I finish the 3M run in 22:01, which was just about what I expected. I head back to run in with Alanna for her last .2M. I joke with her about whether she is ok with having an illegal pacer on a short course, non-USATF sanctioned, fundraiser and she says she will be ok with a DQ if that happens. ;)

She asks how I did. I tell her "I just wanted to race something and I did! My heart is happy! But my lungs... not so much." 

Photo posted on OCR's FB page
At the awards ceremony I was announced as 3rd Female OA and gifted a gift card of unknown value to a resturant that is actually near my parents' house.

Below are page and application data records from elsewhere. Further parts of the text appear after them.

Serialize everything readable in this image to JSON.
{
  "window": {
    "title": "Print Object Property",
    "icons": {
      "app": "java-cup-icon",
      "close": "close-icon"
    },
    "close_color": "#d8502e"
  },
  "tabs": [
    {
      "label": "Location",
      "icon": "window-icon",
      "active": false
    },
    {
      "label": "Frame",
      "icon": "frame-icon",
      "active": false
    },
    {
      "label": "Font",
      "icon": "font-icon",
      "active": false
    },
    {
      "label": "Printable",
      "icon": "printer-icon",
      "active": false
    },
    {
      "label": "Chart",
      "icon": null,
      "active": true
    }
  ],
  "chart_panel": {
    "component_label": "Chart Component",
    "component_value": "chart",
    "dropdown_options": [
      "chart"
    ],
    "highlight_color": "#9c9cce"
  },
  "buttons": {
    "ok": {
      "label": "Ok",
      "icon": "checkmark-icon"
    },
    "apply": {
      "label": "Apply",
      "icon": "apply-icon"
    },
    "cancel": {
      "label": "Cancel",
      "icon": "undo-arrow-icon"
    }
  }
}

The race raised money for LLS, which is where I met Alanna as we both were coaching Team in Training back then. This was a good day!

I now have my baseline check in race.  It is very far from where I used to be, but I am ok with that too. I need to use my time, the time I got back from teaching, to now get back to training.  

I have a performance test to chip away from now. I need to feel better. I need to get fitter. I need to run faster again. 

I don't think I am done with racing hard just yet. 

When I am in shape, people will try to distinguish me from the average person by telling me they think I am "not normal." They have no idea how normal I am.  The claim that I am just gifted with some natural ability to just run 6 minute miles whenever I feel like it. There is nothing I can say to explain that this is not true. But I know those comments are not about me, but rather about the speaker making the comments.  What I do know is when I am not in shape, I am just like everyone else who is also not in race shape. Without training to race, I am not trained to race. I don't have some innate natural ability to do great things. I have a leaky heart valve. I have asthma. I have a carb-craving that keeps me heavier than I need to be unless I run off what I eat. I am normal and to race well it takes work. Hard work. Everything I have ever earned as a runner I had to work for. I had to train hard and smart.  I had to be consistent, make good (often boring) choices, and take care of myself as a runner. I had to become a student of the sport and read/study/learn.  I know how to do all that work. I also know how much time it takes to do it right. I need to have the room in my life to do it again. I want to do it again.

When I have the time, I know I can do good work.  Here is to hoping I can find the time to nurture my runner-self, while also nuturing all the other sides of myself that I need to nuture to feel balanced, content, and purposed.

Distance 3M
Time 22:01
Place 3rd Female